In addition, the location of the safety information in the manual is important to enhance the argument that the user must have seen the warnings given the placement and prominence of the information. Usually, manuals of some length include a safety section at the front where safety information and reproductions of the safety labels are included. This safety information may be repeated in the text of the manual in the location where the hazard exists. In short manuals, this section may not need to be included, and the safety information is just in the instructional text.
The manufacturer must consider how to get the manual to the user and make it accessible during the use or maintenance of the product. This cannot always be done and, many times, the warnings on the product will have to stand alone in providing critical safety information during use.
Other Safety Communications
Many times, people do not read warnings and instructions until they are having problems with the product or until they hurt themselves. We cannot make people read safety communications. But one reason they do not read them is that they are not very interesting and are often difficult to understand.
So, when considering safety information, we should think about other ways to communicate in a more interesting and informative way. Instructional or safety videos, posters, and web-based interactive safety training may be important to supplement the written material. The technology is available to create such materials and the cost is not that significant. Manufacturers should consider going beyond written safety communications to adequately communicate the message.
This area of product liability law is dangerous because it is so easy for a plaintiff to argue that the manufacturer should have added a few more words and the accident would not have happened. As a result, creating new warnings and instructions (or updating your current warnings and instructions) should not be done without first obtaining assistance from legal counsel or other warnings consultants who know how to design and produce labels and manuals that comply with any applicable laws and standards and that are likely to be followed by most of the users.
Complying with the duty to warn and instruct in the United States and in foreign countries is not easy. The manufacturer must seriously undertake an effort to do so, both for the safety of the product and to enhance the ability to sell the product both here and abroad.

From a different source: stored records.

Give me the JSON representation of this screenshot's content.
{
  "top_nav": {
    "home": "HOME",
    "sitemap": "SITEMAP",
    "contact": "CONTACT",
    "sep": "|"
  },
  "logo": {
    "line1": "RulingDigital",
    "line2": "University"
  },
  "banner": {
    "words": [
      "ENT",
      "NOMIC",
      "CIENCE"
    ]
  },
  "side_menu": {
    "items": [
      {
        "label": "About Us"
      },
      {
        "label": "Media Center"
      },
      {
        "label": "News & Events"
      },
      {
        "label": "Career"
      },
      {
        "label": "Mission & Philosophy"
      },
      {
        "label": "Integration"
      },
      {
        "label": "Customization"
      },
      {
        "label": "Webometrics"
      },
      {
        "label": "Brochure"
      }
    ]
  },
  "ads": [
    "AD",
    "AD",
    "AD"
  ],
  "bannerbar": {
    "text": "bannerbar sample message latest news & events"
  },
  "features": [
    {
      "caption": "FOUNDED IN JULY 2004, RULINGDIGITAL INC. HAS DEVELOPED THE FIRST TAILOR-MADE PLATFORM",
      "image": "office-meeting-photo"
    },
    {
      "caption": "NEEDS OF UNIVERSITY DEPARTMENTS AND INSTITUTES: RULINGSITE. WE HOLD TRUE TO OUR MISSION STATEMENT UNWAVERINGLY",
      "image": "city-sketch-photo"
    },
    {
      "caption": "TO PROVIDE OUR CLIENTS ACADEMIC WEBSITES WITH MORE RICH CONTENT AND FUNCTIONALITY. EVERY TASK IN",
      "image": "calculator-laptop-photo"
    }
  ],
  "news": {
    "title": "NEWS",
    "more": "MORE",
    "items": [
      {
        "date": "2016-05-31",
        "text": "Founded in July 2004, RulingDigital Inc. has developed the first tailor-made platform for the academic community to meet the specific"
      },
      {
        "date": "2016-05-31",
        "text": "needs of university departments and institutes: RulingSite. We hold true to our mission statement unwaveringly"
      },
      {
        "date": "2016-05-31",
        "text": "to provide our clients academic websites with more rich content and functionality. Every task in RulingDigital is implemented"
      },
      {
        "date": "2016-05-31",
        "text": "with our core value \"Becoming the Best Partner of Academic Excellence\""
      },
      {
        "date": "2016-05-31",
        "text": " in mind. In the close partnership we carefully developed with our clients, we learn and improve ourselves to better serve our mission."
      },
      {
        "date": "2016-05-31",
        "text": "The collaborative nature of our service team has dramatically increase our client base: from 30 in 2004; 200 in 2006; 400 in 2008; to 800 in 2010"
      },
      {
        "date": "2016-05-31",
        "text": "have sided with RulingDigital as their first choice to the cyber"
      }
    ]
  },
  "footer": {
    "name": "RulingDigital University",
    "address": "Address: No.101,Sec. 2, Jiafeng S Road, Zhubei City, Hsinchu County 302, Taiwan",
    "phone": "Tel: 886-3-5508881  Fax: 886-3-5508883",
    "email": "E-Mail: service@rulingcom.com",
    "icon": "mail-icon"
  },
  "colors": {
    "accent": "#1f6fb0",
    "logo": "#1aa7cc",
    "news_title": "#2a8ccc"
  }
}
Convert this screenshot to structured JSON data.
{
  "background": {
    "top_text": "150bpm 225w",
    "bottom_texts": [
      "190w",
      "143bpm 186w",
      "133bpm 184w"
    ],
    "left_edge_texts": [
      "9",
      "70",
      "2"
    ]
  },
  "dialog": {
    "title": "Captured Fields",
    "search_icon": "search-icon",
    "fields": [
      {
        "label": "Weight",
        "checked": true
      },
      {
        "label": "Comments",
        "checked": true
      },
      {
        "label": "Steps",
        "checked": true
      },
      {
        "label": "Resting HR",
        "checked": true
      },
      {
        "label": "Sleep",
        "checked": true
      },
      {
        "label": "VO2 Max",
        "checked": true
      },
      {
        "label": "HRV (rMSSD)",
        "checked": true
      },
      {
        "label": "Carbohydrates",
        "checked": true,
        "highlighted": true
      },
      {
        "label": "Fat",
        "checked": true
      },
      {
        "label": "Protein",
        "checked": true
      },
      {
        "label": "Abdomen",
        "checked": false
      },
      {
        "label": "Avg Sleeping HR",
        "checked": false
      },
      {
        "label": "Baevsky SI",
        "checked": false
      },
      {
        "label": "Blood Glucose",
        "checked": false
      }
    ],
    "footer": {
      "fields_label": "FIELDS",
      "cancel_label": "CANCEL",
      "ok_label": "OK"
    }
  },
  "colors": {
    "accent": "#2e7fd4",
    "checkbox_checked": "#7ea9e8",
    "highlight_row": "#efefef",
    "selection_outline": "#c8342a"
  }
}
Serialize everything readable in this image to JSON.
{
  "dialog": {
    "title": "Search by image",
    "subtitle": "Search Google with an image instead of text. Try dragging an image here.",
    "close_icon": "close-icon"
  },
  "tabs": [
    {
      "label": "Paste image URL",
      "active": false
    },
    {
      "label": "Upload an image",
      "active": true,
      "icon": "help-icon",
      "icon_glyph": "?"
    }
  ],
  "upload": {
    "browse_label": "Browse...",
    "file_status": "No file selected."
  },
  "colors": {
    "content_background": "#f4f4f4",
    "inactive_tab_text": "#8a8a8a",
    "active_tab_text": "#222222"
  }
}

- Robert S. Adler, “Reflections of an Unapologetic Safety Regulator,” The Regulatory Review, October 17, 2022.